### ENTRIES SUPPLIED
==========

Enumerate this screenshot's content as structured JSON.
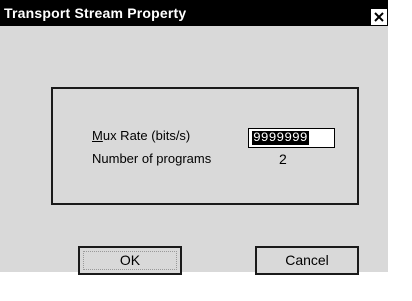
{
  "window": {
    "title": "Transport Stream Property"
  },
  "form": {
    "mux_rate_label_mnemonic": "M",
    "mux_rate_label_rest": "ux Rate (bits/s)",
    "mux_rate_value": "9999999",
    "programs_label": "Number of programs",
    "programs_value": "2"
  },
  "buttons": {
    "ok": "OK",
    "cancel": "Cancel"
  }
}
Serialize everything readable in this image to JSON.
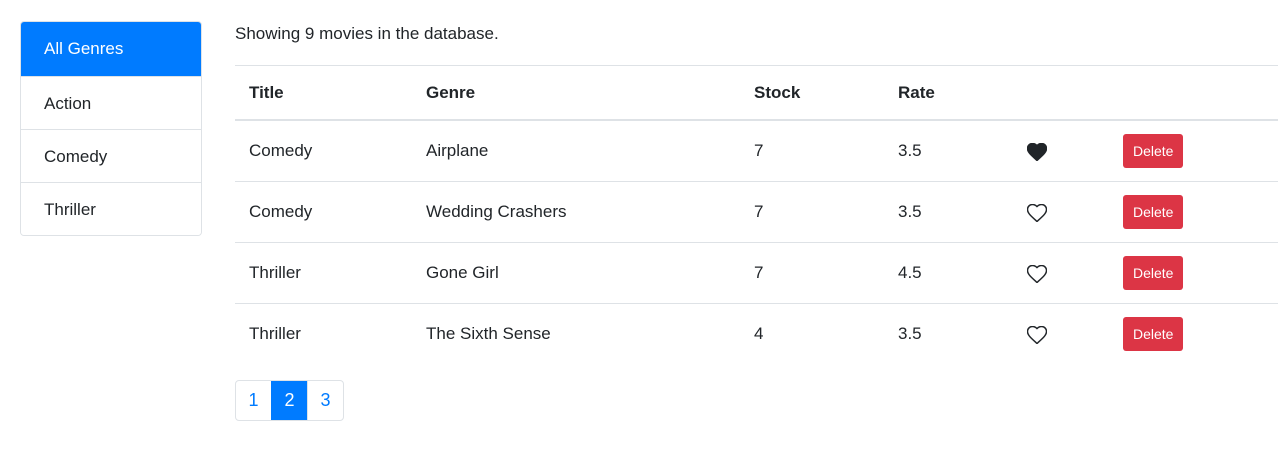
{
  "colors": {
    "primary": "#007bff",
    "danger": "#dc3545",
    "border": "#dee2e6",
    "text": "#212529"
  },
  "sidebar": {
    "genres": [
      {
        "label": "All Genres",
        "active": true
      },
      {
        "label": "Action",
        "active": false
      },
      {
        "label": "Comedy",
        "active": false
      },
      {
        "label": "Thriller",
        "active": false
      }
    ]
  },
  "summary": "Showing 9 movies in the database.",
  "table": {
    "headers": {
      "title": "Title",
      "genre": "Genre",
      "stock": "Stock",
      "rate": "Rate"
    },
    "rows": [
      {
        "title": "Comedy",
        "genre": "Airplane",
        "stock": "7",
        "rate": "3.5",
        "liked": true,
        "delete_label": "Delete"
      },
      {
        "title": "Comedy",
        "genre": "Wedding Crashers",
        "stock": "7",
        "rate": "3.5",
        "liked": false,
        "delete_label": "Delete"
      },
      {
        "title": "Thriller",
        "genre": "Gone Girl",
        "stock": "7",
        "rate": "4.5",
        "liked": false,
        "delete_label": "Delete"
      },
      {
        "title": "Thriller",
        "genre": "The Sixth Sense",
        "stock": "4",
        "rate": "3.5",
        "liked": false,
        "delete_label": "Delete"
      }
    ]
  },
  "pagination": {
    "pages": [
      {
        "label": "1",
        "active": false
      },
      {
        "label": "2",
        "active": true
      },
      {
        "label": "3",
        "active": false
      }
    ]
  }
}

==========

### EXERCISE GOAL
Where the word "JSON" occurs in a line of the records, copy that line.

### ANSWER BOX
Enumerate this screenshot's content as structured JSON.
Serialize everything readable in this image to JSON.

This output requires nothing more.